• **WHAT TO PRODUCE**
Search each line below for the word "this" and list those that contain it.

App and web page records

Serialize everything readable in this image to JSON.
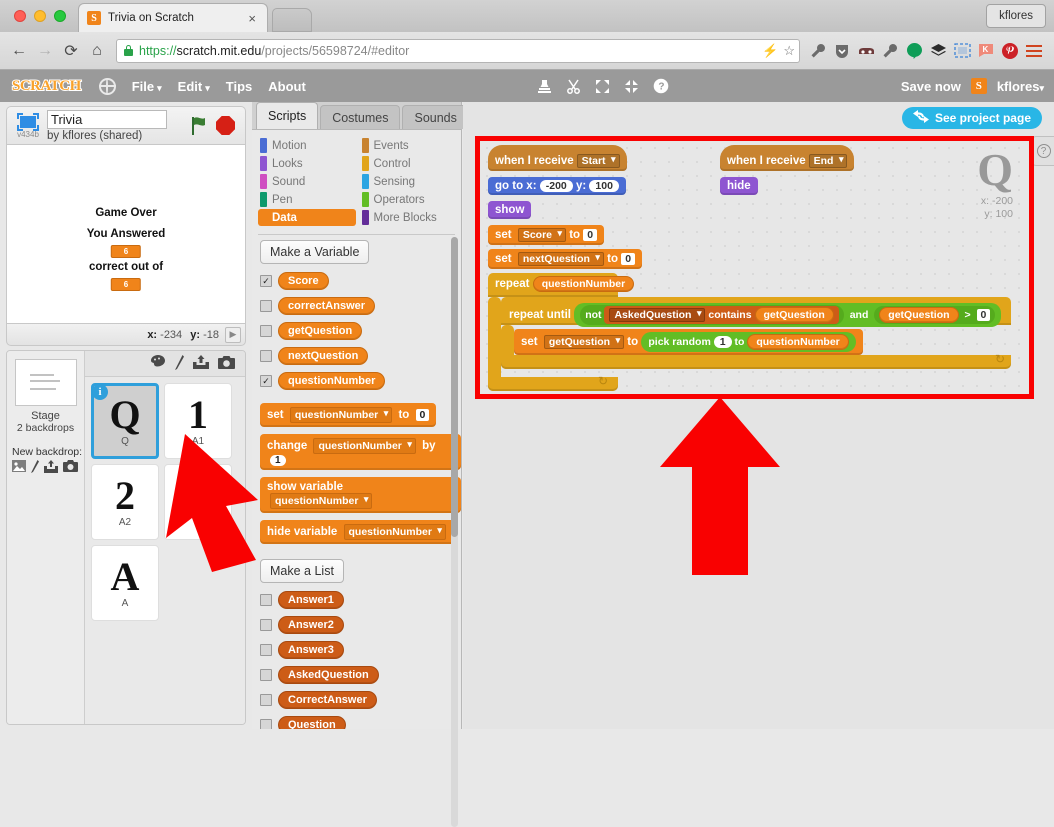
{
  "browser": {
    "tab_title": "Trivia on Scratch",
    "tab_favicon": "S",
    "tab_close": "×",
    "profile_name": "kflores",
    "back_icon": "←",
    "forward_icon": "→",
    "reload_icon": "⟳",
    "home_icon": "⌂",
    "url_scheme": "https://",
    "url_host": "scratch.mit.edu",
    "url_path": "/projects/56598724/#editor",
    "omni_bolt": "⚡",
    "omni_star": "☆",
    "extensions": [
      "wrench-icon",
      "shield-icon",
      "mask-icon",
      "wrench2-icon",
      "hangouts-icon",
      "layers-icon",
      "screenshot-icon",
      "k-icon",
      "pinterest-icon",
      "menu-icon"
    ]
  },
  "scratch_menu": {
    "logo": "SCRATCH",
    "globe": "globe-icon",
    "items": [
      "File",
      "Edit",
      "Tips",
      "About"
    ],
    "file_caret": "▾",
    "edit_caret": "▾",
    "tools": [
      "stamp-icon",
      "scissors-icon",
      "grow-icon",
      "shrink-icon",
      "help-icon"
    ],
    "save_now": "Save now",
    "user_badge": "S",
    "user_name": "kflores",
    "user_caret": "▾"
  },
  "stage": {
    "version": "v434b",
    "project_title": "Trivia",
    "author": "by kflores (shared)",
    "green_flag": "green-flag-icon",
    "stop": "stop-icon",
    "content": {
      "line1": "Game Over",
      "line2": "You Answered",
      "var1": "6",
      "line3": "correct out of",
      "var2": "6"
    },
    "coords_x_label": "x:",
    "coords_x": "-234",
    "coords_y_label": "y:",
    "coords_y": "-18",
    "collapse": "▶"
  },
  "sprite_pane": {
    "toolbar_icons": [
      "paint-new-sprite-icon",
      "choose-sprite-icon",
      "upload-sprite-icon",
      "camera-sprite-icon"
    ],
    "stage_label": "Stage",
    "stage_sub": "2 backdrops",
    "new_backdrop_label": "New backdrop:",
    "new_backdrop_icons": [
      "choose-backdrop-icon",
      "paint-backdrop-icon",
      "upload-backdrop-icon",
      "camera-backdrop-icon"
    ],
    "sprites": [
      {
        "glyph": "Q",
        "name": "Q",
        "selected": true,
        "info": "i"
      },
      {
        "glyph": "1",
        "name": "A1",
        "selected": false
      },
      {
        "glyph": "2",
        "name": "A2",
        "selected": false
      },
      {
        "glyph": "",
        "name": "",
        "selected": false
      },
      {
        "glyph": "A",
        "name": "A",
        "selected": false
      }
    ]
  },
  "palette": {
    "tabs": [
      {
        "label": "Scripts",
        "active": true
      },
      {
        "label": "Costumes",
        "active": false
      },
      {
        "label": "Sounds",
        "active": false
      }
    ],
    "categories_left": [
      {
        "label": "Motion",
        "color": "#4a6cd4",
        "active": false
      },
      {
        "label": "Looks",
        "color": "#8e55d1",
        "active": false
      },
      {
        "label": "Sound",
        "color": "#cf4ec1",
        "active": false
      },
      {
        "label": "Pen",
        "color": "#0e9a6c",
        "active": false
      },
      {
        "label": "Data",
        "color": "#f0841a",
        "active": true
      }
    ],
    "categories_right": [
      {
        "label": "Events",
        "color": "#c88330",
        "active": false
      },
      {
        "label": "Control",
        "color": "#e1a51b",
        "active": false
      },
      {
        "label": "Sensing",
        "color": "#2ca5e2",
        "active": false
      },
      {
        "label": "Operators",
        "color": "#62bd25",
        "active": false
      },
      {
        "label": "More Blocks",
        "color": "#632d99",
        "active": false
      }
    ],
    "make_variable": "Make a Variable",
    "variables": [
      {
        "name": "Score",
        "checked": true
      },
      {
        "name": "correctAnswer",
        "checked": false
      },
      {
        "name": "getQuestion",
        "checked": false
      },
      {
        "name": "nextQuestion",
        "checked": false
      },
      {
        "name": "questionNumber",
        "checked": true
      }
    ],
    "blocks": [
      {
        "op": "set",
        "var": "questionNumber",
        "mid": "to",
        "val": "0",
        "type": "num"
      },
      {
        "op": "change",
        "var": "questionNumber",
        "mid": "by",
        "val": "1",
        "type": "round"
      },
      {
        "op": "show variable",
        "var": "questionNumber",
        "mid": "",
        "val": "",
        "type": "none"
      },
      {
        "op": "hide variable",
        "var": "questionNumber",
        "mid": "",
        "val": "",
        "type": "none"
      }
    ],
    "make_list": "Make a List",
    "lists": [
      {
        "name": "Answer1",
        "checked": false
      },
      {
        "name": "Answer2",
        "checked": false
      },
      {
        "name": "Answer3",
        "checked": false
      },
      {
        "name": "AskedQuestion",
        "checked": false
      },
      {
        "name": "CorrectAnswer",
        "checked": false
      },
      {
        "name": "Question",
        "checked": false
      }
    ]
  },
  "scripts": {
    "see_project_page": "See project page",
    "see_project_icon": "refresh-icon",
    "help_icon": "?",
    "watermark_glyph": "Q",
    "watermark_x_label": "x:",
    "watermark_x": "-200",
    "watermark_y_label": "y:",
    "watermark_y": "100",
    "script1": {
      "hat": {
        "text1": "when  I  receive",
        "dropdown": "Start"
      },
      "goto": {
        "label1": "go  to  x:",
        "x": "-200",
        "label2": "y:",
        "y": "100"
      },
      "show": "show",
      "set_score": {
        "op": "set",
        "var": "Score",
        "mid": "to",
        "val": "0"
      },
      "set_next": {
        "op": "set",
        "var": "nextQuestion",
        "mid": "to",
        "val": "0"
      },
      "repeat": {
        "label": "repeat",
        "count": "questionNumber"
      },
      "repeat_until": {
        "label": "repeat  until",
        "not": "not",
        "list": "AskedQuestion",
        "contains": "contains",
        "operand1": "getQuestion",
        "and": "and",
        "operand2": "getQuestion",
        "gt": ">",
        "gt_value": "0"
      },
      "set_get": {
        "op": "set",
        "var": "getQuestion",
        "mid": "to",
        "random_label": "pick  random",
        "from": "1",
        "to_label": "to",
        "to_value": "questionNumber"
      }
    },
    "script2": {
      "hat": {
        "text1": "when  I  receive",
        "dropdown": "End"
      },
      "hide": "hide"
    }
  },
  "annotations": {
    "highlight_color": "#f90101",
    "arrow_color": "#f90101",
    "arrow1_name": "red-arrow-pointing-to-sprite",
    "arrow2_name": "red-arrow-pointing-to-scripts"
  }
}
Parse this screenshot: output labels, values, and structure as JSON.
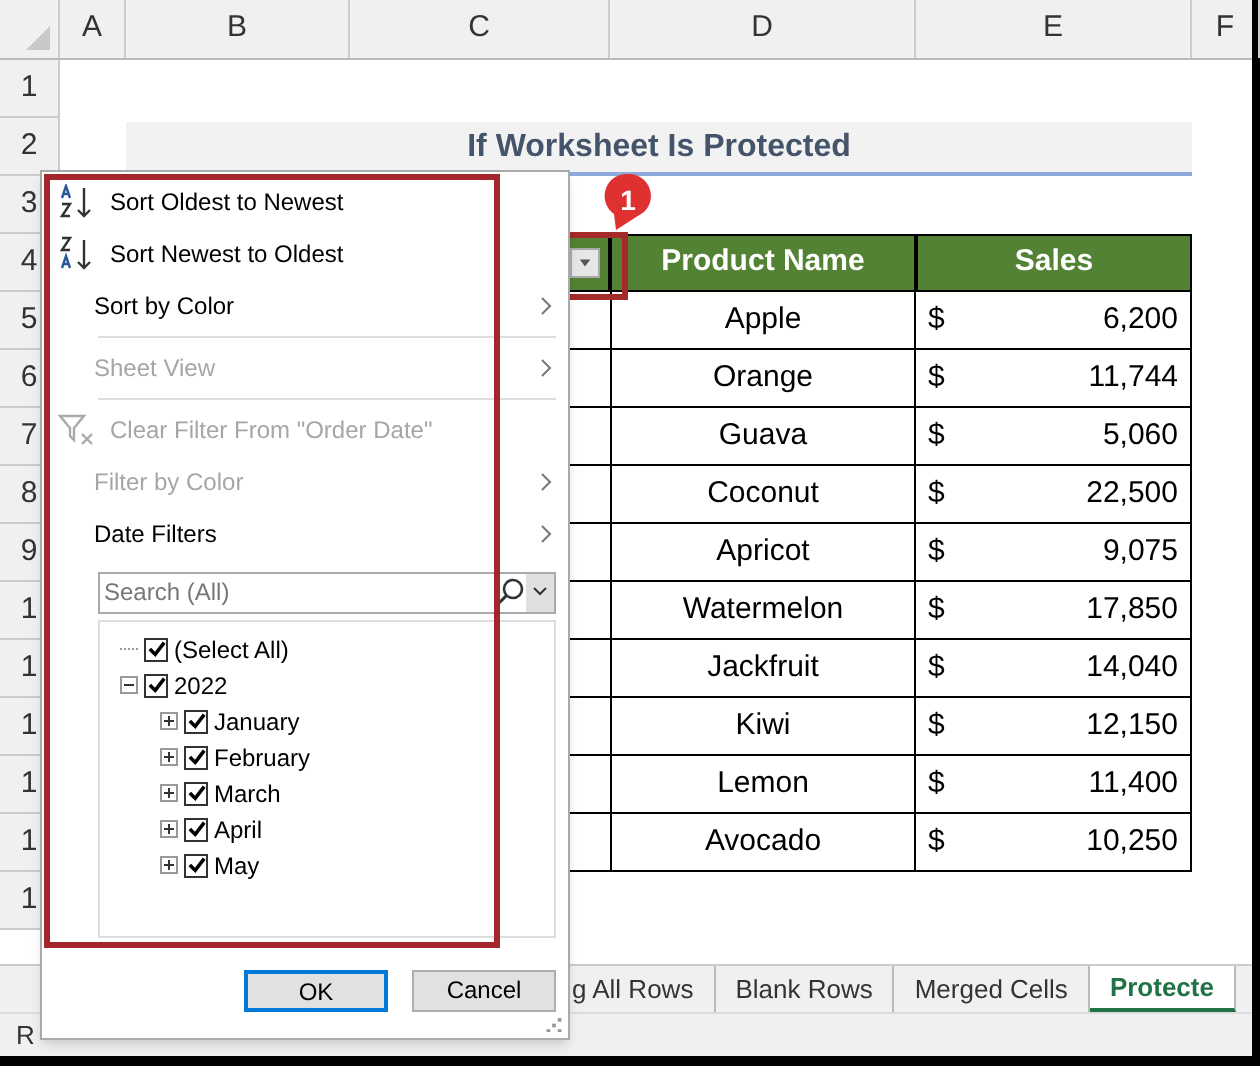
{
  "columns": [
    "A",
    "B",
    "C",
    "D",
    "E",
    "F"
  ],
  "row_numbers": [
    "1",
    "2",
    "3",
    "4",
    "5",
    "6",
    "7",
    "8",
    "9",
    "1",
    "1",
    "1",
    "1",
    "1",
    "1"
  ],
  "title": "If Worksheet Is Protected",
  "table": {
    "columns": [
      "Product Name",
      "Sales"
    ],
    "rows": [
      {
        "product": "Apple",
        "currency": "$",
        "sales": "6,200"
      },
      {
        "product": "Orange",
        "currency": "$",
        "sales": "11,744"
      },
      {
        "product": "Guava",
        "currency": "$",
        "sales": "5,060"
      },
      {
        "product": "Coconut",
        "currency": "$",
        "sales": "22,500"
      },
      {
        "product": "Apricot",
        "currency": "$",
        "sales": "9,075"
      },
      {
        "product": "Watermelon",
        "currency": "$",
        "sales": "17,850"
      },
      {
        "product": "Jackfruit",
        "currency": "$",
        "sales": "14,040"
      },
      {
        "product": "Kiwi",
        "currency": "$",
        "sales": "12,150"
      },
      {
        "product": "Lemon",
        "currency": "$",
        "sales": "11,400"
      },
      {
        "product": "Avocado",
        "currency": "$",
        "sales": "10,250"
      }
    ]
  },
  "callout": {
    "label": "1"
  },
  "filter_menu": {
    "items": [
      {
        "kind": "sort_asc",
        "label": "Sort Oldest to Newest",
        "disabled": false,
        "submenu": false
      },
      {
        "kind": "sort_desc",
        "label": "Sort Newest to Oldest",
        "disabled": false,
        "submenu": false
      },
      {
        "kind": "plain",
        "label": "Sort by Color",
        "disabled": false,
        "submenu": true
      },
      {
        "kind": "separator"
      },
      {
        "kind": "plain",
        "label": "Sheet View",
        "disabled": true,
        "submenu": true
      },
      {
        "kind": "separator"
      },
      {
        "kind": "clear_filter",
        "label": "Clear Filter From \"Order Date\"",
        "disabled": true,
        "submenu": false
      },
      {
        "kind": "plain",
        "label": "Filter by Color",
        "disabled": true,
        "submenu": true
      },
      {
        "kind": "plain",
        "label": "Date Filters",
        "disabled": false,
        "submenu": true
      }
    ],
    "search": {
      "placeholder": "Search (All)"
    },
    "tree": [
      {
        "label": "(Select All)",
        "checked": true
      },
      {
        "label": "2022",
        "checked": true,
        "expanded": true,
        "children": [
          {
            "label": "January",
            "checked": true,
            "expanded": false
          },
          {
            "label": "February",
            "checked": true,
            "expanded": false
          },
          {
            "label": "March",
            "checked": true,
            "expanded": false
          },
          {
            "label": "April",
            "checked": true,
            "expanded": false
          },
          {
            "label": "May",
            "checked": true,
            "expanded": false
          }
        ]
      }
    ],
    "buttons": [
      "OK",
      "Cancel"
    ]
  },
  "sheet_tabs": [
    {
      "label": "g All Rows",
      "selected": false
    },
    {
      "label": "Blank Rows",
      "selected": false
    },
    {
      "label": "Merged Cells",
      "selected": false
    },
    {
      "label": "Protecte",
      "selected": true
    }
  ],
  "status_bar": {
    "text": "R"
  }
}
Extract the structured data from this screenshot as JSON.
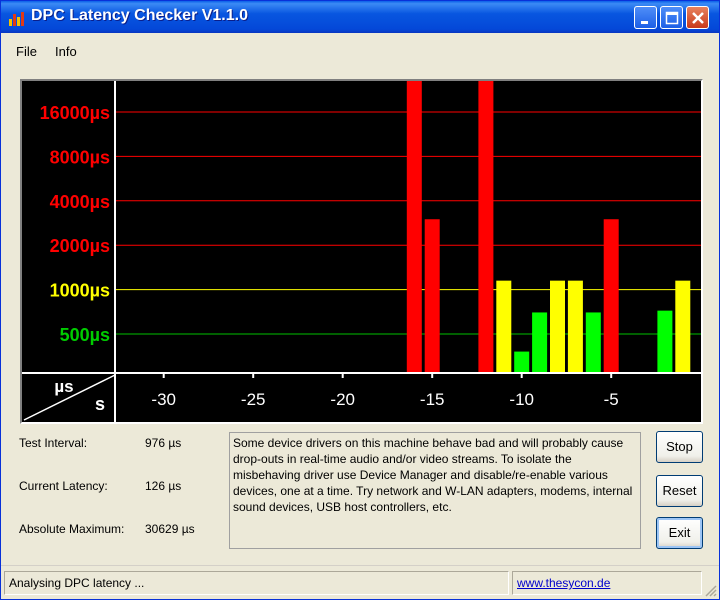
{
  "window": {
    "title": "DPC Latency Checker V1.1.0",
    "icons": {
      "app": "bar-chart-app-icon",
      "minimize": "minimize-icon",
      "maximize": "maximize-icon",
      "close": "close-icon"
    }
  },
  "menu": {
    "file": "File",
    "info": "Info"
  },
  "chart_data": {
    "type": "bar",
    "xlabel": "s",
    "ylabel": "µs",
    "x_ticks": [
      "-30",
      "-25",
      "-20",
      "-15",
      "-10",
      "-5"
    ],
    "y_ticks": [
      "16000µs",
      "8000µs",
      "4000µs",
      "2000µs",
      "1000µs",
      "500µs"
    ],
    "y_scale": "log",
    "x_range": [
      -35,
      0
    ],
    "threshold_colors": {
      "low": "#00ff00",
      "medium": "#ffff00",
      "high": "#ff0000"
    },
    "x": [
      -34,
      -33,
      -32,
      -31,
      -30,
      -29,
      -28,
      -27,
      -26,
      -25,
      -24,
      -23,
      -22,
      -21,
      -20,
      -19,
      -18,
      -17,
      -16,
      -15,
      -14,
      -13,
      -12,
      -11,
      -10,
      -9,
      -8,
      -7,
      -6,
      -5,
      -4,
      -3,
      -2,
      -1
    ],
    "values": [
      126,
      126,
      140,
      126,
      126,
      126,
      126,
      126,
      140,
      220,
      140,
      140,
      126,
      140,
      140,
      140,
      126,
      126,
      30629,
      3000,
      140,
      150,
      30629,
      1150,
      380,
      700,
      1150,
      1150,
      700,
      3000,
      126,
      140,
      720,
      1150
    ]
  },
  "info": {
    "test_interval_label": "Test Interval:",
    "test_interval_value": "976 µs",
    "current_latency_label": "Current Latency:",
    "current_latency_value": "126 µs",
    "absolute_maximum_label": "Absolute Maximum:",
    "absolute_maximum_value": "30629 µs"
  },
  "message": "Some device drivers on this machine behave bad and will probably cause drop-outs in real-time audio and/or video streams. To isolate the misbehaving driver use Device Manager and disable/re-enable various devices, one at a time. Try network and W-LAN adapters, modems, internal sound devices, USB host controllers, etc.",
  "buttons": {
    "stop": "Stop",
    "reset": "Reset",
    "exit": "Exit"
  },
  "status": {
    "text": "Analysing DPC latency ...",
    "link": "www.thesycon.de"
  }
}
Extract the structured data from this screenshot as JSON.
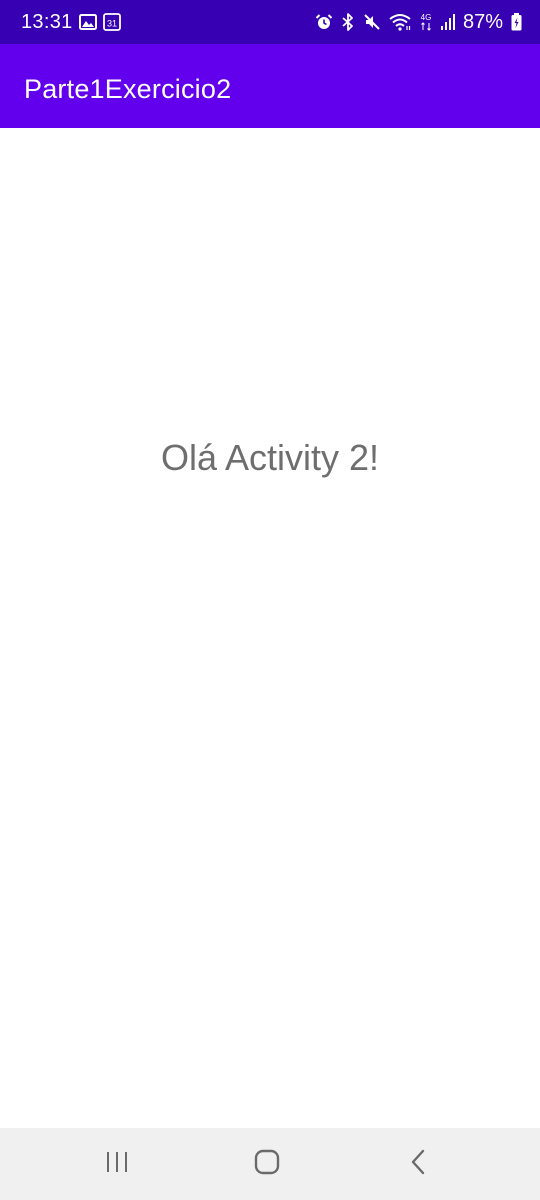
{
  "status_bar": {
    "time": "13:31",
    "battery": "87%",
    "background": "#3700b3",
    "icons_left": [
      "gallery-icon",
      "calendar-icon"
    ],
    "calendar_day": "31",
    "icons_right": [
      "alarm-icon",
      "bluetooth-icon",
      "mute-icon",
      "wifi-icon",
      "network-4g-icon",
      "signal-icon",
      "battery-icon"
    ],
    "network_label": "4G"
  },
  "app_bar": {
    "title": "Parte1Exercicio2",
    "background": "#6200ee"
  },
  "content": {
    "message": "Olá Activity 2!",
    "text_color": "#6e6e6e"
  },
  "nav_bar": {
    "background": "#f0f0f0",
    "buttons": [
      "recents-icon",
      "home-icon",
      "back-icon"
    ]
  }
}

• **RESPONSE**
Serialize everything readable in this image to JSON.
Parse this screenshot: output labels, values, and structure as JSON.
Extract the structured data from this screenshot as JSON.
  "message": "Some device drivers on this machine behave bad and will probably cause drop-outs in real-time audio and/or video streams. To isolate the misbehaving driver use Device Manager and disable/re-enable various devices, one at a time. Try network and W-LAN adapters, modems, internal sound devices, USB host controllers, etc.",
Extract the structured data from this screenshot as JSON.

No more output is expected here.